(The following is a post by Regina Frackowiak, Reference Specialist, European Division.)
The Renaissance of the late 15th and early 16th centuries in Western Europe produced one of the greatest inventions in communication - movable-type printing, which marked the beginning of the era of “mass culture,” because it made possible the rapid dissemination of new ideas to a great number of people. The history of printing began with the appearance of the famous Bible, printed in Mainz, 1454-55, by Johann Gutenberg. After that date, printing presses spread rapidly to other European cities such as Venice and Padua, in what is now Italy.
This year, 2017, marks the 500th anniversary of Belarusian book printing, thanks to a young Belarusian scholar, Frantsysk Skaryna, who studied at the University of Padua, and became the first known printer to produce a translation of the Bible in the Belarusian vernacular.
Skaryna, a noted humanist, physician, and translator, was born in the city of Polatsk, in what is now Belarus. He was probably born sometime between 1485 and 1490, and died between 1540 and 1551, no one is quite sure. Numerous variant spellings of Skaryna’s name and place of birth may be found, e.g., his first name has been variously spelled as Francis, Francysk, Francisak, or Frantsysk, and the name of the city as Polotsk, Polack, or Polatsk. We do know that between 1504 and 1506 Skaryna attended the Jagiellonian University in Kraków, Poland, where he received the degree of Bachelor of Arts, and in 1512 he obtained the degree of Doctor of Medicine at the University of Padua.

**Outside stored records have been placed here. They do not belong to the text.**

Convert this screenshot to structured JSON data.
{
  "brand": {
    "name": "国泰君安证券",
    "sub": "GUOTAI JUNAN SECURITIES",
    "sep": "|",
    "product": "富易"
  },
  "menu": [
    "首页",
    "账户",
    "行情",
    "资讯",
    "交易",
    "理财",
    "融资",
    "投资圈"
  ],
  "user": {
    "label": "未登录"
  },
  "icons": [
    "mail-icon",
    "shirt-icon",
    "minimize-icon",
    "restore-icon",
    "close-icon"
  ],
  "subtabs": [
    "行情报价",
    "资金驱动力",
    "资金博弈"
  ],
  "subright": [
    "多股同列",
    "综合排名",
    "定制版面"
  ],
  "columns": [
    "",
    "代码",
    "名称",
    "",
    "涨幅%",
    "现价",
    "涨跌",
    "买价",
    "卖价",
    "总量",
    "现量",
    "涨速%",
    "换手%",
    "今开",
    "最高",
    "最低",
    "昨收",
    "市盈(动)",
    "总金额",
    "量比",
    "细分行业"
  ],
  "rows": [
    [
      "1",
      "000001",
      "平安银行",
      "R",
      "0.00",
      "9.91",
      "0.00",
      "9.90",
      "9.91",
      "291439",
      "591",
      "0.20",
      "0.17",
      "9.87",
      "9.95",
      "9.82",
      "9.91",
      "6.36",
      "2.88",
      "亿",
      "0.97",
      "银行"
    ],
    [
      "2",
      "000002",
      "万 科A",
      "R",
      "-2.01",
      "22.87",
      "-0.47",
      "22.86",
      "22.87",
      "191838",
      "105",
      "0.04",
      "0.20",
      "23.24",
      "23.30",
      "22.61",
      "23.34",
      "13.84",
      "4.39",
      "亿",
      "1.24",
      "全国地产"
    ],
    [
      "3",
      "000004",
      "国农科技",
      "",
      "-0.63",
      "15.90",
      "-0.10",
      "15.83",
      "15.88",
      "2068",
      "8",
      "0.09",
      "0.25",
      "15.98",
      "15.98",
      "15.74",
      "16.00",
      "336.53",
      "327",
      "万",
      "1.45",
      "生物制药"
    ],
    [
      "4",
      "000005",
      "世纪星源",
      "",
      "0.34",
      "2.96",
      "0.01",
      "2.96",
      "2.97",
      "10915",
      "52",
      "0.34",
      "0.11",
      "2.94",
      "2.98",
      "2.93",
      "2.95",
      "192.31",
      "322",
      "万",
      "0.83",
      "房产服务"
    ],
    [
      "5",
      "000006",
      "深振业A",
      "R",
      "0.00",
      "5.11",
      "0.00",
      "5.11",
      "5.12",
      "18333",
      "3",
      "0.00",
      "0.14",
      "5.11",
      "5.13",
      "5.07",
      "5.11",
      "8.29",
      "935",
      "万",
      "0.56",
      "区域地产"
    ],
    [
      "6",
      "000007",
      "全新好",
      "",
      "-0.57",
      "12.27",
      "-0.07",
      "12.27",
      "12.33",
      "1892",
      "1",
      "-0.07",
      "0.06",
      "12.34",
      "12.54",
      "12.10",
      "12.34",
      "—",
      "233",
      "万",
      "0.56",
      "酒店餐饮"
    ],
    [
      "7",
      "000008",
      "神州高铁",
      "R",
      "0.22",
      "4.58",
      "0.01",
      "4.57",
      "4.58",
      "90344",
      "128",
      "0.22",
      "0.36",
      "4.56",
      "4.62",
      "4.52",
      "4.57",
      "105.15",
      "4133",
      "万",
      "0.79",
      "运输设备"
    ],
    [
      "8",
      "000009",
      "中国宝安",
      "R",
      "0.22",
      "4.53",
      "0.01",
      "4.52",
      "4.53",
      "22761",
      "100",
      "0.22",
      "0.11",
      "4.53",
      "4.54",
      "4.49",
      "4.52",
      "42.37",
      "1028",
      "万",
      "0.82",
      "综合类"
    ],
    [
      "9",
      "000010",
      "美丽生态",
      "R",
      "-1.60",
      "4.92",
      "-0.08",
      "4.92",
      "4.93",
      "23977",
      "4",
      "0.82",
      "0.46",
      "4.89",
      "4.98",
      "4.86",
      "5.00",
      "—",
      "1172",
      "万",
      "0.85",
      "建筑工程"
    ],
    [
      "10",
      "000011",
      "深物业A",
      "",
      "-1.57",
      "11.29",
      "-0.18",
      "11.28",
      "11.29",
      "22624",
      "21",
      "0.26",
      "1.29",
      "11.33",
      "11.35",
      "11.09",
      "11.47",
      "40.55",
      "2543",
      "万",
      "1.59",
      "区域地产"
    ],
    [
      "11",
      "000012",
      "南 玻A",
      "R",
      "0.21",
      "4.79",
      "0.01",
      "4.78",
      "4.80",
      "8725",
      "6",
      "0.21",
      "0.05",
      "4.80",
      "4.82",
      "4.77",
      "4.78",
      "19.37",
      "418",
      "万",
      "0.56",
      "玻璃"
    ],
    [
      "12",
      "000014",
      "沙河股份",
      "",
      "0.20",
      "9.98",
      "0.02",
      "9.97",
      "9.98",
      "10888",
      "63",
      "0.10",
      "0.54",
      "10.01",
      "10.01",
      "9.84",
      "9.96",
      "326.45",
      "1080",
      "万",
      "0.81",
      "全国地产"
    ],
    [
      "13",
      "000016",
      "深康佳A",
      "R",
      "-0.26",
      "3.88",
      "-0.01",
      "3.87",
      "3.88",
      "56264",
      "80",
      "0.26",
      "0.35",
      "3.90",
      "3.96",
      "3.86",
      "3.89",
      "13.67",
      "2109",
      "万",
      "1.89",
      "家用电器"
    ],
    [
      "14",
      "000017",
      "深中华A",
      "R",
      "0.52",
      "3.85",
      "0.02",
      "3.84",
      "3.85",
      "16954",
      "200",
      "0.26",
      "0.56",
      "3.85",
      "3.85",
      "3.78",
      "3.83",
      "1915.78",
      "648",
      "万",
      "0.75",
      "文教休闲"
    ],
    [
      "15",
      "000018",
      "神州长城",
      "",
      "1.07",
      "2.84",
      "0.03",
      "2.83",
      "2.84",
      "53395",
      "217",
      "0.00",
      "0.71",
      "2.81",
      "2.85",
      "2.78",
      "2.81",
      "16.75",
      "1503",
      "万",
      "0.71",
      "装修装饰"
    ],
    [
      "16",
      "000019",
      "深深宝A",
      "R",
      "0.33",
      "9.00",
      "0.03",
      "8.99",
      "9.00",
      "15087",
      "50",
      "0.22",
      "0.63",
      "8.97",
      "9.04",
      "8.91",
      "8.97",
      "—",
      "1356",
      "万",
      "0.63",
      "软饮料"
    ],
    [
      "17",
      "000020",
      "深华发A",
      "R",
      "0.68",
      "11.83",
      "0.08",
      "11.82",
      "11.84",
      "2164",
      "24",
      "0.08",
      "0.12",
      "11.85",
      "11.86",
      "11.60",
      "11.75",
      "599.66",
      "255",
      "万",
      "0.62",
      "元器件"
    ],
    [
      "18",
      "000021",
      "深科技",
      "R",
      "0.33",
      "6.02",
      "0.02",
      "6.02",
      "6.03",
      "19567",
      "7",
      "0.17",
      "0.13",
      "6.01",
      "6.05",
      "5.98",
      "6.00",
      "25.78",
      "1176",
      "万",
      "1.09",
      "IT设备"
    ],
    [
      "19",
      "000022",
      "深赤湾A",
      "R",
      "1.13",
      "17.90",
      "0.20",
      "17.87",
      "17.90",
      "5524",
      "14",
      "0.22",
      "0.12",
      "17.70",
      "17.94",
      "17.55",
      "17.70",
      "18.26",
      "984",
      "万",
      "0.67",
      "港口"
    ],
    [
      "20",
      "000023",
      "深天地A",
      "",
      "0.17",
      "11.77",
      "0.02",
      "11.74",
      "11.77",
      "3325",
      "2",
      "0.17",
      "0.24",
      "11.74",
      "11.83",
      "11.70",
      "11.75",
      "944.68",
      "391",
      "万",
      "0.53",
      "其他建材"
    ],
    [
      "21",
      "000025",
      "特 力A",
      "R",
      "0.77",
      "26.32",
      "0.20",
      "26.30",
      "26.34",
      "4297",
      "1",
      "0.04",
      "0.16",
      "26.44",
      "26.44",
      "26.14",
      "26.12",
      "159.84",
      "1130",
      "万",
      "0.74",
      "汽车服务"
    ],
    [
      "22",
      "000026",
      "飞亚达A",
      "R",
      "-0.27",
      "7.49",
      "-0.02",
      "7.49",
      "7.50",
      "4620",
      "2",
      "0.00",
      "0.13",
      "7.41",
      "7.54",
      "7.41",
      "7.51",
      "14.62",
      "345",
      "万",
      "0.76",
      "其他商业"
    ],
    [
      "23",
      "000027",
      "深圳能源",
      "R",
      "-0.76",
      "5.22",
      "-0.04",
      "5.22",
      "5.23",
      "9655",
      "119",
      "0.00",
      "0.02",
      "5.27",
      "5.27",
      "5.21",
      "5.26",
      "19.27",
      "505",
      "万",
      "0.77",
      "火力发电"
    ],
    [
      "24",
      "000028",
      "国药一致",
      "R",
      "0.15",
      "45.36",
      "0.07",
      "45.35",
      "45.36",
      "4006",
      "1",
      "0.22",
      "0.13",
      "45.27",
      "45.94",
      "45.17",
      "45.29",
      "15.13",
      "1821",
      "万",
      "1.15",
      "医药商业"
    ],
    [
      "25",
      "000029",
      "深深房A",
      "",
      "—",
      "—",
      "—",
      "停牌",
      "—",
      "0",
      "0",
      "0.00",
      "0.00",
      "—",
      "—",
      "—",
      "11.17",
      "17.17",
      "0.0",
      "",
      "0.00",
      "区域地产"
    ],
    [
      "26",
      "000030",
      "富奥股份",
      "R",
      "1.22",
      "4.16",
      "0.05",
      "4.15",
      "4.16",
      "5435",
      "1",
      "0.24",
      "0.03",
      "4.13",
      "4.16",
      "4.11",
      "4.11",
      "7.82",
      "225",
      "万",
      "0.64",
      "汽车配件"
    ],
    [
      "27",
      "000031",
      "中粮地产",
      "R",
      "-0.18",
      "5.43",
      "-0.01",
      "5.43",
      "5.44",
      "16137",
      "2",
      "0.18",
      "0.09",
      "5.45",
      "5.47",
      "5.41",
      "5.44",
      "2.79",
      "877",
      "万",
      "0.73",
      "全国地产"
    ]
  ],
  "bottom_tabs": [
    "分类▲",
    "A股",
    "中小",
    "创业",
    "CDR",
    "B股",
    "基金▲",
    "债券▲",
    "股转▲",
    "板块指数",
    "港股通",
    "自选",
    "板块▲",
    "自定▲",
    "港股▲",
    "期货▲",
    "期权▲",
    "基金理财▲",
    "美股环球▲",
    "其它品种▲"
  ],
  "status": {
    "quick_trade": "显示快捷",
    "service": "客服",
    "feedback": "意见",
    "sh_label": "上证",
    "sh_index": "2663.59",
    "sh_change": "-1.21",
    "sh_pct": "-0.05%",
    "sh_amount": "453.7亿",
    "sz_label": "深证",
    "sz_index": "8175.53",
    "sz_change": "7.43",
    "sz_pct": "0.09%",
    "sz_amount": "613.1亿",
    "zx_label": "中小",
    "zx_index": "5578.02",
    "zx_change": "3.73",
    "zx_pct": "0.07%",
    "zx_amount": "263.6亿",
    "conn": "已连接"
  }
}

Skaryna published his first book in Prague, in August 1517, the “Psalter,” in Old Belarusian, the medieval form of the Belarusian language. It was followed by 23 other books of the Old Testament under the common name “Bivliia Ruska” (the full title in translation is “The Ruthenian Bible translated by Doctor Frantsysk Skaryna of the famous city of Polatsk, to the glory of God and the enlightenment of the common people”). Each of the 23 biblical books bears a separate title, and together consist of 1,200 pages, with text in the Belarusian language, except for the Psalms. Because they were liturgical songs, the Psalms were printed in Church Slavic, the official language of all the Slavic Orthodox churches, but with Belarusian glosses in the margins. The works also contain 49 exceptional woodcuts.
In 1522, Skaryna moved to Vilna (Vilnius) in what was then the Polish-Lithuanian Commonwealth, and opened a printing press. There he produced the most remarkable prayer book for laymen, entitled “Malaia podorozhnaia knizhka,” (Traveller’s little companion book), containing 436 pages and 5 woodcuts, in Church Slavic with contemporary Belarusian influences. Also in Vilna, in 1525, he printed the book “Apostol: Deianiia i Poslaniia Apostolskiia” (full title in translation: “The book of Acts and Epistles of the Apostles, called Apostol, edited with God’s help by Doctor Frantsysk Skaryna of Polatsk”). This book, too, was printed in Church Slavic, although with contemporary Belarusian influences.
Skaryna stated his mission in the preface to the “Psalter”: “Seeing the great usefulness of such a small book, I, Frantsysk, son of Skaryna from Polatsk, decided to print the ‘Psalter’…first of all for the glory and praise of God, one in Trinity, and His Immaculate Mother Mary, as well as all the angels and saints of God, and for the common good, especially because merciful God caused me to be born in this world from among these people.”
Skaryna’s editions are remarkable for their elegance, and may be considered masterpieces of early printing art. The products of his printing shops were comparable to those of Western Europe. The small books he printed in Vilna are called “Slavic Elseviers,” after the name of the famous Elsevier printings in Leyden and Amsterdam. Some scholars have also referred to Skaryna as the “Martin Luther of Belarus.”
All Belarussians know about and admire Skaryna. Streets and several cultural organizations are named after him, and monuments to Skaryna are found in various locations in Belarus, including the most significant one near the magnificent building of the National Library of Belarus in Minsk. There is also the Francis Skaryna Belarusian Library and Museum in London.
The Library of Congress has hosted two presentations about Skaryna. The first took place in May 1988, when Harvard scholar Hugh Olmsted discussed the likelihood that the 16th-century monk and scholar Maximus the Greek, who was active in Russia translating and writing religious texts, based his version of ‘David and Goliath’ on text from Skaryna’s Bible. The second event at the Library of Congress was in August 2016, when Professor Raman Matulski, Director of the National Library of Belarus, gave a lecture on Skaryna’s remarkable life and accomplishments. Professor Matulski also presented the Library of Congress with an 11-volume facsimile edition of the works of Skaryna, comprising the first printing in Belarusian of the first books of the Bible. The remaining volumes are in preparation and will be donated at a later time.